No one can ever forget the traumatizing experience of being bullied… or the helpless feeling of being unable to protect one’s child from tormentors at school. In the past, children were at least granted temporary respite from attacks when the school day ended. Not anymore. The prevalence of social media has enabled bullying to become a 24-hour-a-day, seven-day-a-week pastime for some malicious individuals. Kids who find themselves being bullied today have virtually no way to escape. And parents can feel totally helpless.

Indeed, a study by C.S. Mott Children’s Hospital revealed parents are more concerned about cyberbullying than just about any other issue facing their children. If you share that anxiety, MetroParent magazine’s advice on cyberbullying may be helpful to you. The publication also outlines state laws that could make a difference.

In 2005, Michigan established groundbreaking legislation (commonly called “Matt’s Safe School Law,” named for the late student whose hazing experience inspired it) designed to help protect kids from being bullied in person. And more recently, the state has taken additional steps to write legislation specifically prohibiting cyberbullying, enacting stringent penalties for those convicted of this crime.

Today, there are numerous resources where parents can get details on how these laws work, and ways to help kids who are being victimized by cyberbullies. Here are a few, along with descriptions of the information and services provided to parents seeking to protect their children.

The State of Michigan’s “OK2SAY” Program

Michigan’s OK2SAY student safety program offers information on the state’s anti-bullying efforts, with a collection of resources on bullying, cyberbullying, and other criminal activities students may encounter in their daily lives. This program hosts a website where students can submit confidential tips about harmful or criminal actions directed at schools or individual students.

The U.S. Government’s “STOPBULLYING.GOV” Website

This federal program provides specific insights for children, teens, and adults on ways to address and prevent bullying. It also provides detailed, step-by-step instructions on how to effectively report cyberbullying to law enforcement authorities.
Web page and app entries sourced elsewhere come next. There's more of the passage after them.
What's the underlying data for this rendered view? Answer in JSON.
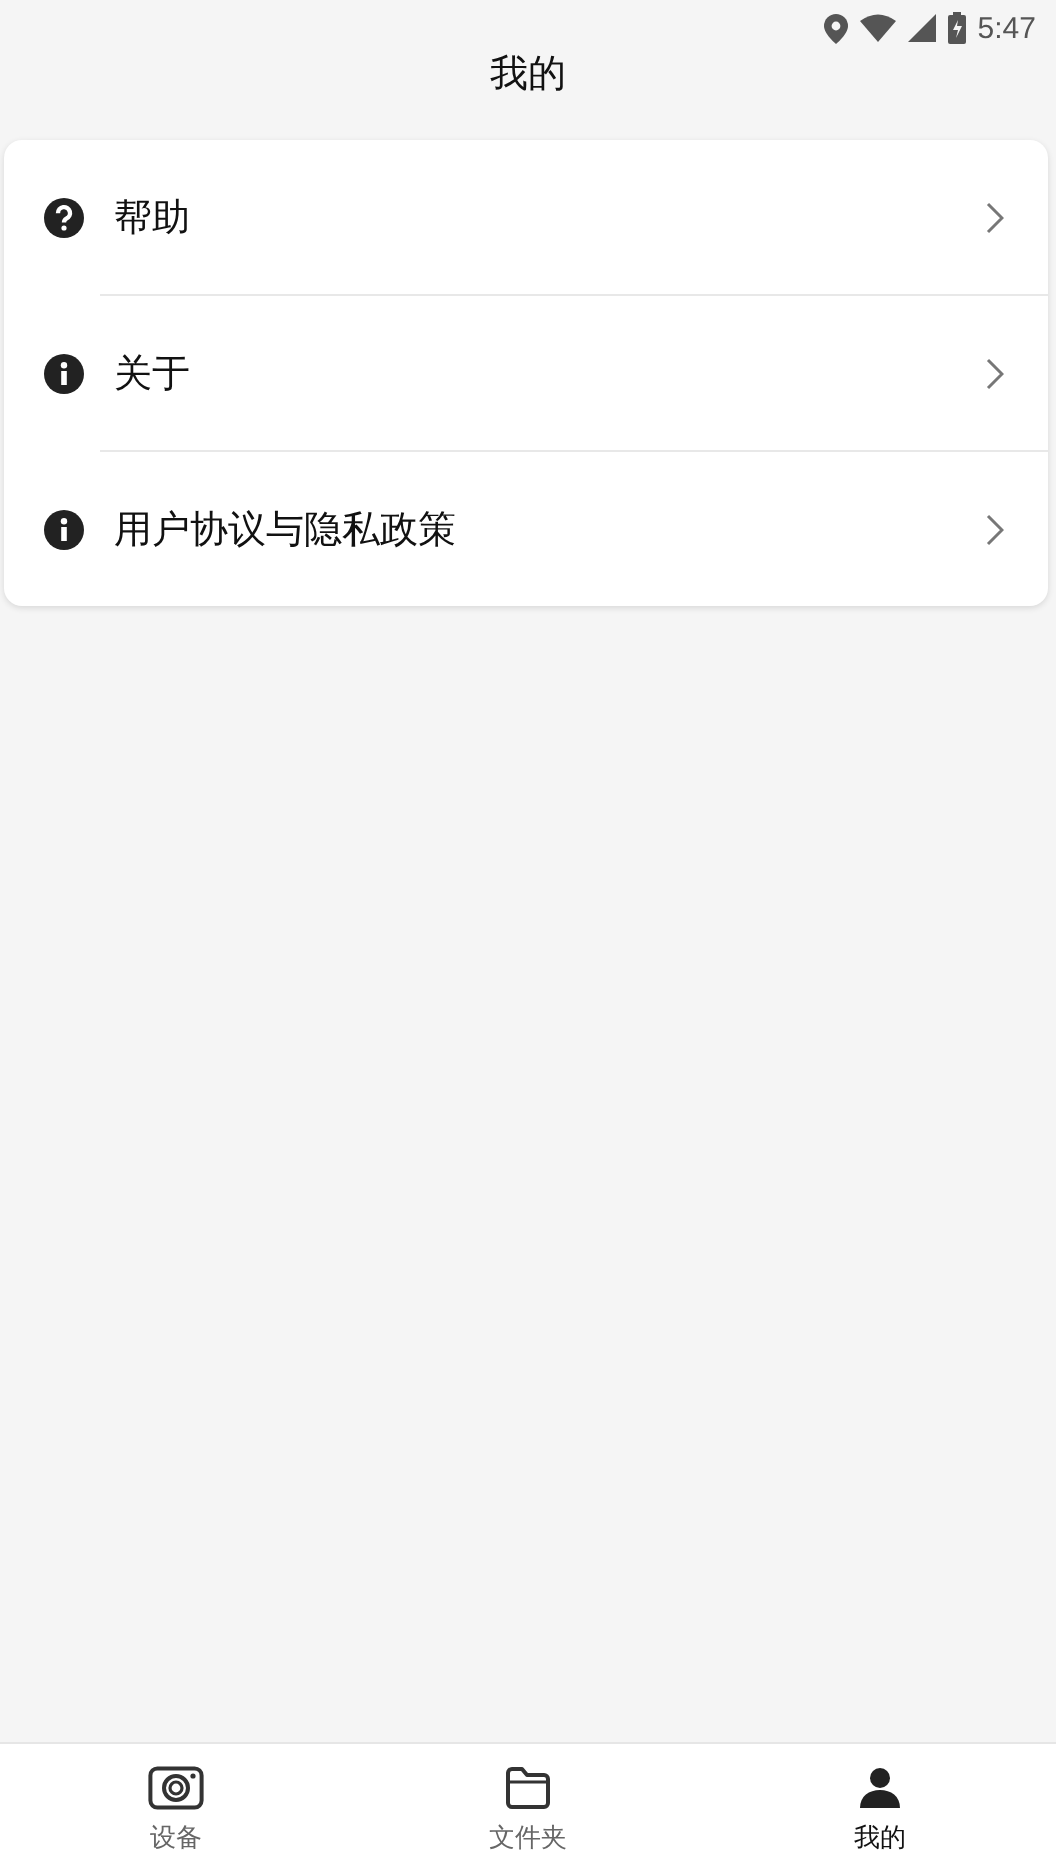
{
  "status_bar": {
    "time": "5:47"
  },
  "header": {
    "title": "我的"
  },
  "menu": [
    {
      "label": "帮助"
    },
    {
      "label": "关于"
    },
    {
      "label": "用户协议与隐私政策"
    }
  ],
  "tabs": [
    {
      "label": "设备",
      "selected": false
    },
    {
      "label": "文件夹",
      "selected": false
    },
    {
      "label": "我的",
      "selected": true
    }
  ]
}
Because this is a national effort, you can find information on cyberbullying laws in all 50 states catalogued here. So if, for example, you are a Michigan grandparent whose grandchildren in Florida are being cyberbullied, you might find this site particularly useful.
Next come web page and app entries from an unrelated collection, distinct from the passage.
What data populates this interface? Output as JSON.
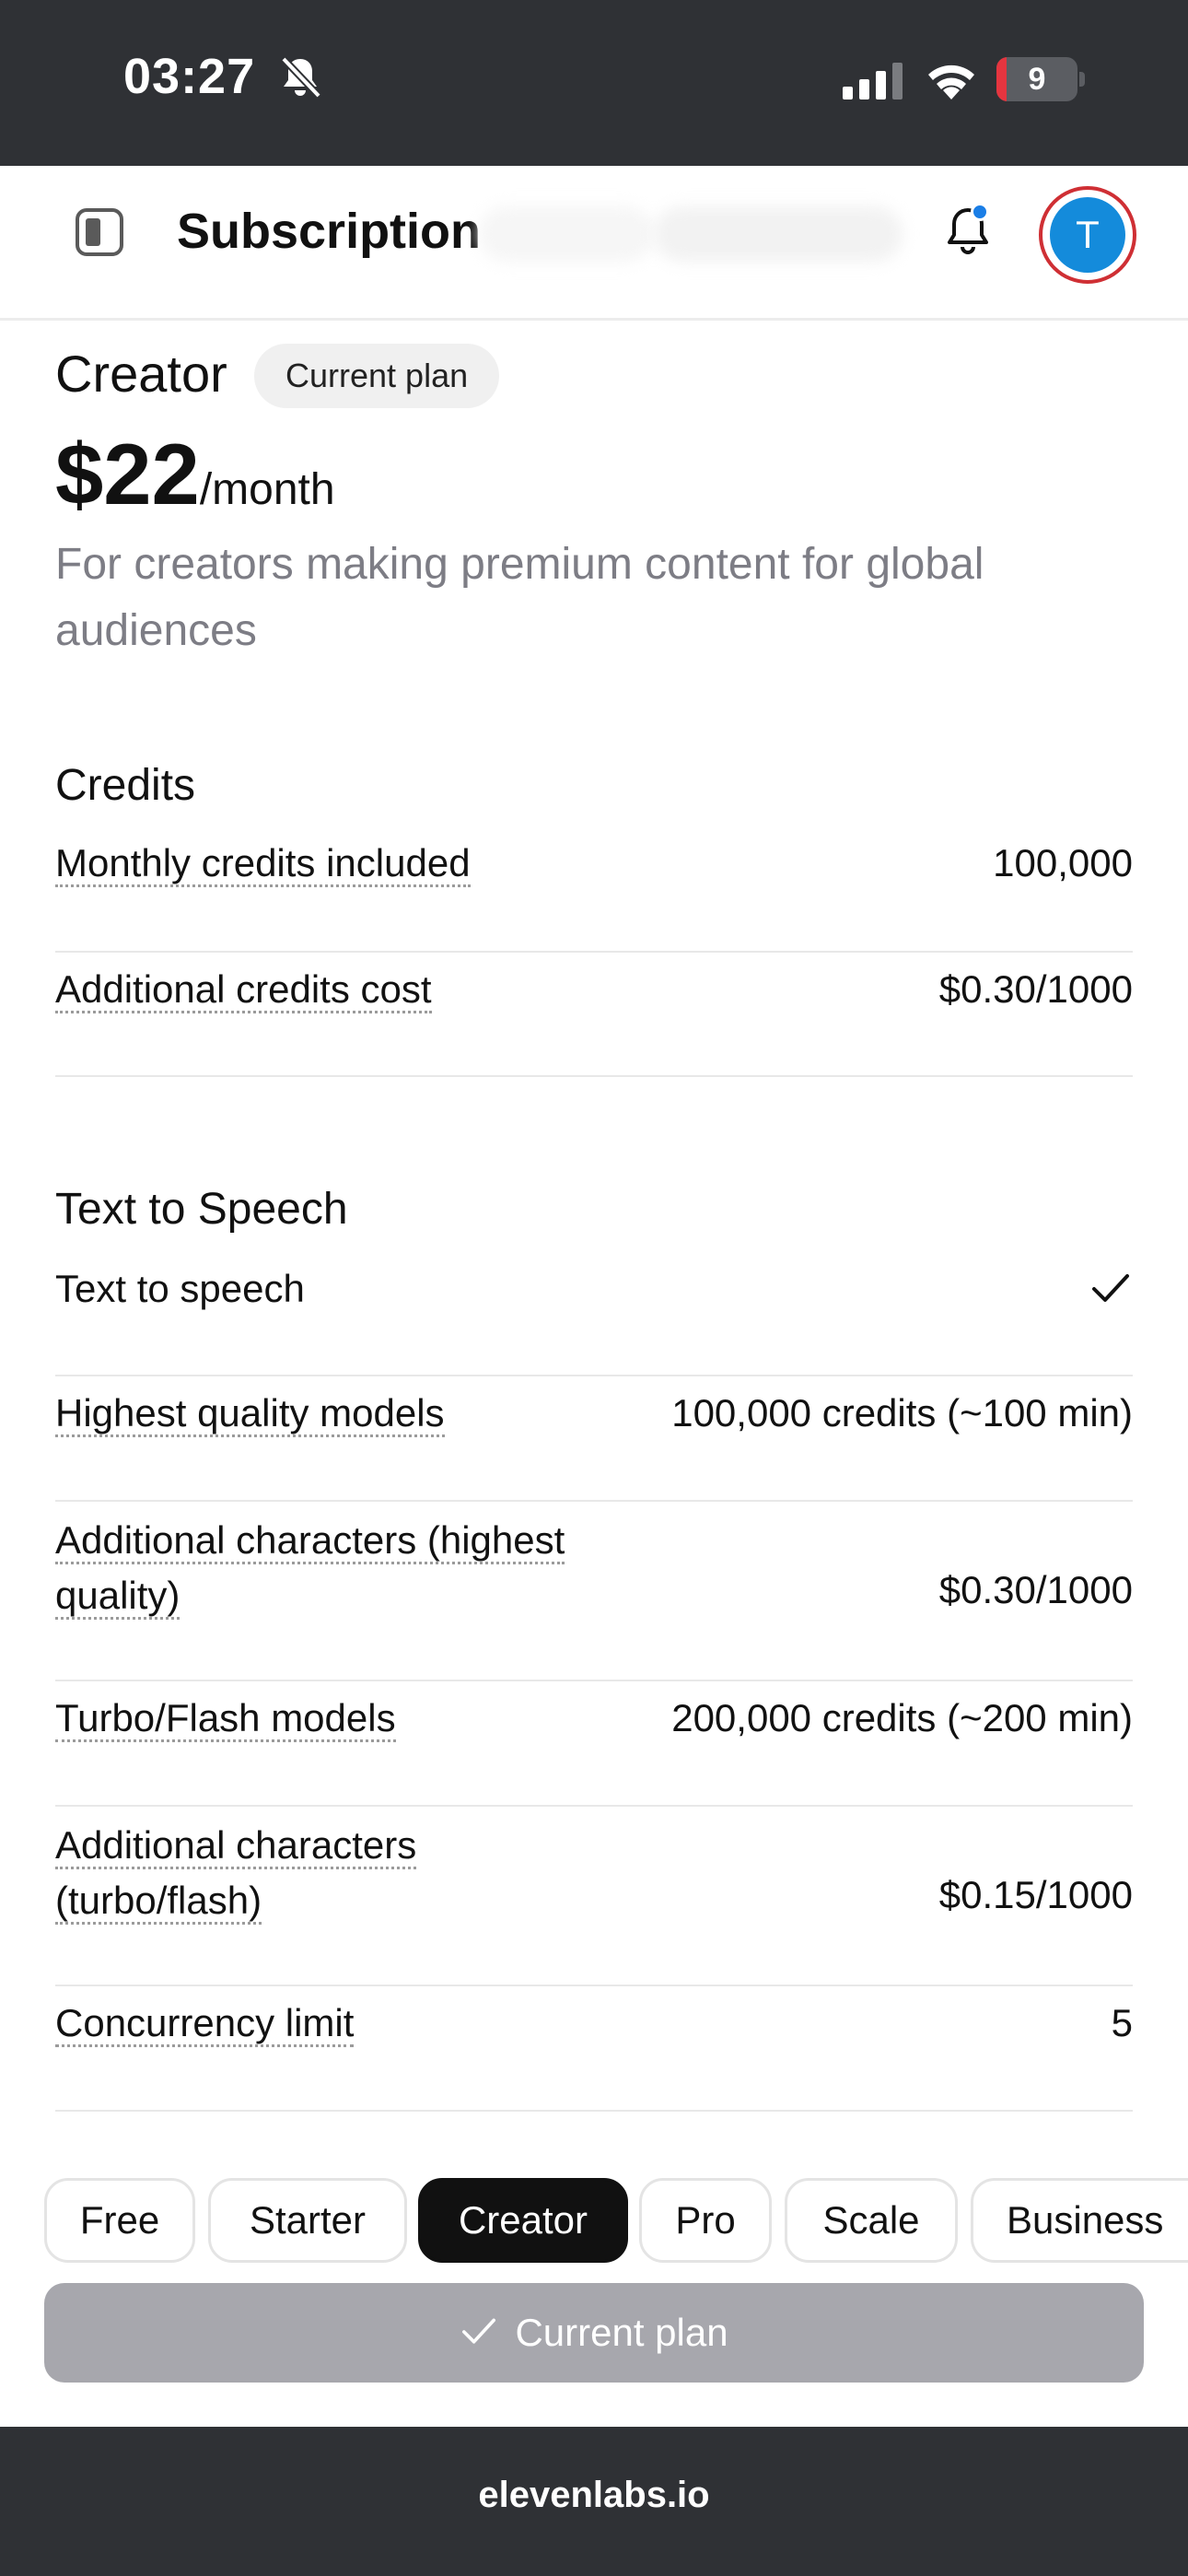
{
  "status_bar": {
    "time": "03:27",
    "battery": "9",
    "battery_level": 0.09
  },
  "header": {
    "title": "Subscription",
    "avatar_initial": "T",
    "accent_color": "#148bdb"
  },
  "plan": {
    "name": "Creator",
    "badge": "Current plan",
    "price": "$22",
    "period": "/month",
    "description": "For creators making premium content for global audiences"
  },
  "sections": {
    "credits": {
      "title": "Credits",
      "rows": [
        {
          "label": "Monthly credits included",
          "value": "100,000"
        },
        {
          "label": "Additional credits cost",
          "value": "$0.30/1000"
        }
      ]
    },
    "tts": {
      "title": "Text to Speech",
      "rows": [
        {
          "label": "Text to speech",
          "value": "check"
        },
        {
          "label": "Highest quality models",
          "value": "100,000 credits (~100 min)"
        },
        {
          "label": "Additional characters (highest quality)",
          "label_line1": "Additional characters (highest",
          "label_line2": "quality)",
          "value": "$0.30/1000"
        },
        {
          "label": "Turbo/Flash models",
          "value": "200,000 credits (~200 min)"
        },
        {
          "label": "Additional characters (turbo/flash)",
          "label_line1": "Additional characters",
          "label_line2": "(turbo/flash)",
          "value": "$0.15/1000"
        },
        {
          "label": "Concurrency limit",
          "value": "5"
        }
      ]
    }
  },
  "plan_tabs": [
    {
      "label": "Free",
      "active": false
    },
    {
      "label": "Starter",
      "active": false
    },
    {
      "label": "Creator",
      "active": true
    },
    {
      "label": "Pro",
      "active": false
    },
    {
      "label": "Scale",
      "active": false
    },
    {
      "label": "Business",
      "active": false
    }
  ],
  "cta": {
    "label": "Current plan",
    "color": "#a7a7ad"
  },
  "browser": {
    "domain": "elevenlabs.io"
  }
}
The Michigan Alliance for Families

This organization, which supports parents of children with disabilities, has assembled numerous resources to help confront bullying, including risk factors to consider, effective ways to respond to bullies (including teachers who bully), and how to use Section 504 or Individual Education Plans (IEPs) to mitigate potential bullying and cyberbullying experiences.

More Resources to Check Out …

There are a number of other resources to utilize if you need assistance with cyberbullying. The National PTA has parental advice on the topic, in addition to a vast archive of information on digital safety. Recognizing that online life is pervasive, and that social media is here to stay, ConnectSafely offers a detailed parent guide to help kids navigate the internet safely.  StompOutBullying, a national nonprofit combating child neglect and violence, has designed a tip sheet that includes suggestions for parents and other adults to use when confronting cyberbullying incidents. They also have a help/chat line staffed by trained volunteers.

… And a Helpful Last Recourse if All Else Fails

If bullying or cyberbullying ever become too severe to deal with on your own, and your child is suffering mentally or physically, there are other steps you can take.  First gather any evidence of online bullying (take screen shots, save text messages, print emails, assemble anything relevant to your situation).  Next, report the issue to social media and/or internet providers where the bullying has taken place via their established anti-abuse resources.  Also inform school officials (if the cyberbullying involves other students).  And finally contact local law enforcement to report this crime to them by making an official police report.